EXERCISE GOAL: Show every line of the data below that includes the word "text".

------------------------

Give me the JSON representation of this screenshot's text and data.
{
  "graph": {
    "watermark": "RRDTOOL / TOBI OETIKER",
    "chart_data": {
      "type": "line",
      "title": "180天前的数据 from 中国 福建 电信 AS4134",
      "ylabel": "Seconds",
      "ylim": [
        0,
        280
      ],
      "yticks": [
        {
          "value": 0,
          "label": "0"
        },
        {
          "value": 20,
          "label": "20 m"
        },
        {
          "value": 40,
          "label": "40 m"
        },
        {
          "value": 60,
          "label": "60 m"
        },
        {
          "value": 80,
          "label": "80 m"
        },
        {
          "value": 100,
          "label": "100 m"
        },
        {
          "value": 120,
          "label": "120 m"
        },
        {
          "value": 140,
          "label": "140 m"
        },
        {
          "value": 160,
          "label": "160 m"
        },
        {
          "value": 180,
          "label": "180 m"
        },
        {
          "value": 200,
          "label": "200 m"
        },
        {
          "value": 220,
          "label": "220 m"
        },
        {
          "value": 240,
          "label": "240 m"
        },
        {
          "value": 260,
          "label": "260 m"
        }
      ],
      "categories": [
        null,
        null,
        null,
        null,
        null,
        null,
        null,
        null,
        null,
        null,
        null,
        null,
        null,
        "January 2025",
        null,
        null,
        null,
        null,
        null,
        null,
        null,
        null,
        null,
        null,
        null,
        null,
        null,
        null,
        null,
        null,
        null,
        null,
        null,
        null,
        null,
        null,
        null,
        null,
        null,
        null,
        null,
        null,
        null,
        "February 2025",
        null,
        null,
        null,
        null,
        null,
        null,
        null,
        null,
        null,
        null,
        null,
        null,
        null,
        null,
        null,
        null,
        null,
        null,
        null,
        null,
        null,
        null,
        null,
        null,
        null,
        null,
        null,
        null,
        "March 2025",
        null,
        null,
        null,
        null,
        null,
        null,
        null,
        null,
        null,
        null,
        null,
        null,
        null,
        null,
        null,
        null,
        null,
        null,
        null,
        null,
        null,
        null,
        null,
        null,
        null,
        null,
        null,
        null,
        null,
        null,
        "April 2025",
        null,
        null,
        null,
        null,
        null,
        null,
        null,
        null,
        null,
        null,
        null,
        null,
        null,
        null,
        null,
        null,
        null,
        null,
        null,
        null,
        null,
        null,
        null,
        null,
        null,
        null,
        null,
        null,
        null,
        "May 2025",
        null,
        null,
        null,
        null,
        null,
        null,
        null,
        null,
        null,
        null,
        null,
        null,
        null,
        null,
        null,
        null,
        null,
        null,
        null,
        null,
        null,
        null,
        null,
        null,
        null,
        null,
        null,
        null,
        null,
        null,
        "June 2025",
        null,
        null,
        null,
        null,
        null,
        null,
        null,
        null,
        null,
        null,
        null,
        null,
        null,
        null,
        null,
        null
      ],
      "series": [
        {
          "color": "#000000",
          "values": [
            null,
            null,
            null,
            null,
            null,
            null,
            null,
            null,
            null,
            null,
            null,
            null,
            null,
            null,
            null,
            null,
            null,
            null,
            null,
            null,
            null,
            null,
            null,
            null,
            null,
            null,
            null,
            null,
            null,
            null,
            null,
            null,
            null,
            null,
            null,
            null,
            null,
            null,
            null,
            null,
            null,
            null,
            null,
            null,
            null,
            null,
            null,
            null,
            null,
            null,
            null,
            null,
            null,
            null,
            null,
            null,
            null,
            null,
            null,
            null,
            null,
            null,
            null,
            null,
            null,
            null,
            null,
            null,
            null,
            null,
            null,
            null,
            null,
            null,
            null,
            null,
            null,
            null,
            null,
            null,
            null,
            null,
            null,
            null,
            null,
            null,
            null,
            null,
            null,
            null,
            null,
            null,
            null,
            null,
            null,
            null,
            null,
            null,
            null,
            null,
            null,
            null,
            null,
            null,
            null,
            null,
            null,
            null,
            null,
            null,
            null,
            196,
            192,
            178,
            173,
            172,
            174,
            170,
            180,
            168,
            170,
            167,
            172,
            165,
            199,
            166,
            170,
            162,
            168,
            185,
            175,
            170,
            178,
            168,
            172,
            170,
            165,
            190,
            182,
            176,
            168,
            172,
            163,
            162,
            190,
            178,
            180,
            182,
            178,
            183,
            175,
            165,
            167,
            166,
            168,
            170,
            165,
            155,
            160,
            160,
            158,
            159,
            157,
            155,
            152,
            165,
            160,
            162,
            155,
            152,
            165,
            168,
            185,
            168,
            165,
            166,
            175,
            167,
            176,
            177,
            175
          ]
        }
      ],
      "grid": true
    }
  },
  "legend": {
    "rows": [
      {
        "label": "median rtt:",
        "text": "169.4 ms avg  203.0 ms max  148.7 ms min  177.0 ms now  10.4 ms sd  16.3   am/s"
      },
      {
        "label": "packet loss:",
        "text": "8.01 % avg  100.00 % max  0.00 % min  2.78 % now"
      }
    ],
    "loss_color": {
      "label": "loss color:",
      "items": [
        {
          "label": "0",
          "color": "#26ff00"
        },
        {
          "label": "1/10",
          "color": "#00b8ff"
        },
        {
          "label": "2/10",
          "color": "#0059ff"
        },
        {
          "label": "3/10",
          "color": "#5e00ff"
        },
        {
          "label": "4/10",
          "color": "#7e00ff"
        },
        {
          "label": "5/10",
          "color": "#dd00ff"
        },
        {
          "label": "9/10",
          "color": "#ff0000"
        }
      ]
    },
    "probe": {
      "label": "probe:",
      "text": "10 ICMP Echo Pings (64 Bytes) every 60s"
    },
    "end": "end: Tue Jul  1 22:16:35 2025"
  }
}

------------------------

EXERCISE ANSWER:
Give me the JSON representation of this screenshot's text and data.
        "text": "169.4 ms avg  203.0 ms max  148.7 ms min  177.0 ms now  10.4 ms sd  16.3   am/s"
        "text": "8.01 % avg  100.00 % max  0.00 % min  2.78 % now"
      "text": "10 ICMP Echo Pings (64 Bytes) every 60s"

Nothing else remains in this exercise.